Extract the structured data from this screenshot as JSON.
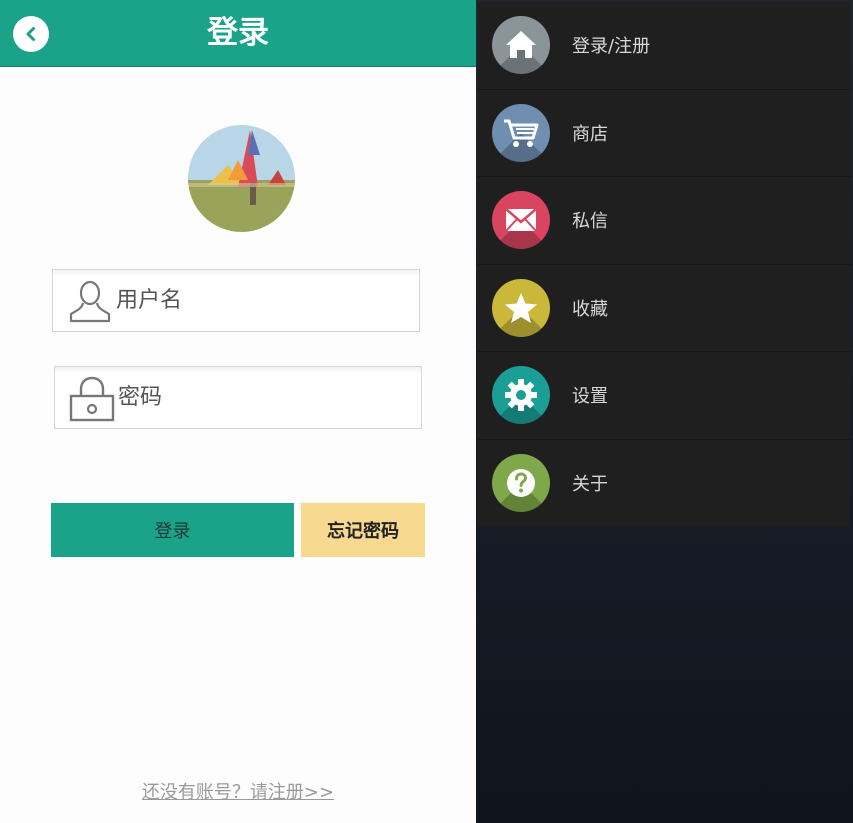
{
  "header": {
    "title": "登录"
  },
  "form": {
    "username_placeholder": "用户名",
    "password_placeholder": "密码",
    "login_label": "登录",
    "forgot_label": "忘记密码",
    "register_link": "还没有账号？请注册>>"
  },
  "drawer": {
    "items": [
      {
        "label": "登录/注册",
        "icon": "home-icon",
        "color": "#8a9499"
      },
      {
        "label": "商店",
        "icon": "cart-icon",
        "color": "#6f8eb0"
      },
      {
        "label": "私信",
        "icon": "mail-icon",
        "color": "#d94560"
      },
      {
        "label": "收藏",
        "icon": "star-icon",
        "color": "#c9b83a"
      },
      {
        "label": "设置",
        "icon": "gear-icon",
        "color": "#1a9e96"
      },
      {
        "label": "关于",
        "icon": "help-icon",
        "color": "#7fa84a"
      }
    ]
  },
  "colors": {
    "accent": "#1aa388",
    "forgot_button": "#f7da8f",
    "drawer_background": "#1f1f1f"
  }
}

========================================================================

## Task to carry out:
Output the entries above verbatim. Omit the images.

## Written answer:
Extract the structured data from this screenshot as JSON.
{
  "header": {
    "title": "登录"
  },
  "form": {
    "username_placeholder": "用户名",
    "password_placeholder": "密码",
    "login_label": "登录",
    "forgot_label": "忘记密码",
    "register_link": "还没有账号？请注册>>"
  },
  "drawer": {
    "items": [
      {
        "label": "登录/注册",
        "icon": "home-icon",
        "color": "#8a9499"
      },
      {
        "label": "商店",
        "icon": "cart-icon",
        "color": "#6f8eb0"
      },
      {
        "label": "私信",
        "icon": "mail-icon",
        "color": "#d94560"
      },
      {
        "label": "收藏",
        "icon": "star-icon",
        "color": "#c9b83a"
      },
      {
        "label": "设置",
        "icon": "gear-icon",
        "color": "#1a9e96"
      },
      {
        "label": "关于",
        "icon": "help-icon",
        "color": "#7fa84a"
      }
    ]
  },
  "colors": {
    "accent": "#1aa388",
    "forgot_button": "#f7da8f",
    "drawer_background": "#1f1f1f"
  }
}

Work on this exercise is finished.